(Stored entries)
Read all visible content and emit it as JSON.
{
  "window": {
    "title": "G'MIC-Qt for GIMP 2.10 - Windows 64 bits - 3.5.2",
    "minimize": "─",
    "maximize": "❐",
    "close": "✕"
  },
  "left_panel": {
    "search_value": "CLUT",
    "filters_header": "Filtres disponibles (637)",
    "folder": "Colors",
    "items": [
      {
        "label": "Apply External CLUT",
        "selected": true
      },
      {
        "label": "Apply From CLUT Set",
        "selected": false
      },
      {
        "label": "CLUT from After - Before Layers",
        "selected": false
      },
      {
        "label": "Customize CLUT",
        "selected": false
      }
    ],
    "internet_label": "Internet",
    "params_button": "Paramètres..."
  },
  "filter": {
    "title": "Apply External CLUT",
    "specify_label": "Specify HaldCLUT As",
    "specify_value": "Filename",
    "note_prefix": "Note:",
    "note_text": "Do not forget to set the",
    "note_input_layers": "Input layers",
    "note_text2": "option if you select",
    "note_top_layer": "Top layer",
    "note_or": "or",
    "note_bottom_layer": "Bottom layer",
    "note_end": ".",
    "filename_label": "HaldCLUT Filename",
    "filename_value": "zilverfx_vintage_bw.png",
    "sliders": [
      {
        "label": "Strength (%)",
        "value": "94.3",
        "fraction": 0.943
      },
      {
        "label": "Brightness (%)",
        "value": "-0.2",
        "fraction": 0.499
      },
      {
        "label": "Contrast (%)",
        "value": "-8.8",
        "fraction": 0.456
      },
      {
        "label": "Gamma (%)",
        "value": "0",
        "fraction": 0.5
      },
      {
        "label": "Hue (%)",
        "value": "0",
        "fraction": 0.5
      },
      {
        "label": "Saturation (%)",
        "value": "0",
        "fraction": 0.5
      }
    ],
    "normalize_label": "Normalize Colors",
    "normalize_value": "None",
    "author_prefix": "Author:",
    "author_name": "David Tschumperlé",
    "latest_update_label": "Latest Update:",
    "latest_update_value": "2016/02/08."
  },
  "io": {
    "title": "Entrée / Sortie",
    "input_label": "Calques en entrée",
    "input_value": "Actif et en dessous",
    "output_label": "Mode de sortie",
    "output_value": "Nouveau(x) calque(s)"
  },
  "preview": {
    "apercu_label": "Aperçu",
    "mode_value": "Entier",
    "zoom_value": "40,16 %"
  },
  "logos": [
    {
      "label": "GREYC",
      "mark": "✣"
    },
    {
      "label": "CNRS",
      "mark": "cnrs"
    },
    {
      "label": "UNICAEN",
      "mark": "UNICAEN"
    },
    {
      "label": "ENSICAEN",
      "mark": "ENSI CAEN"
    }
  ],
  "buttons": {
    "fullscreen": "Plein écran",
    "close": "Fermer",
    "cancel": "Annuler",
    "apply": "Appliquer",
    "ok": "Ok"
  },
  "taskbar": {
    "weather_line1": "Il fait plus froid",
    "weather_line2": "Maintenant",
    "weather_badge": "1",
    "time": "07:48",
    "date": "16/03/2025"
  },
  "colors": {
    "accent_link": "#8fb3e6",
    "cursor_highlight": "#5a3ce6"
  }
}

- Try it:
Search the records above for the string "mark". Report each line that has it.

- Solution to this exercise:
      "mark": "✣"
      "mark": "cnrs"
      "mark": "UNICAEN"
      "mark": "ENSI CAEN"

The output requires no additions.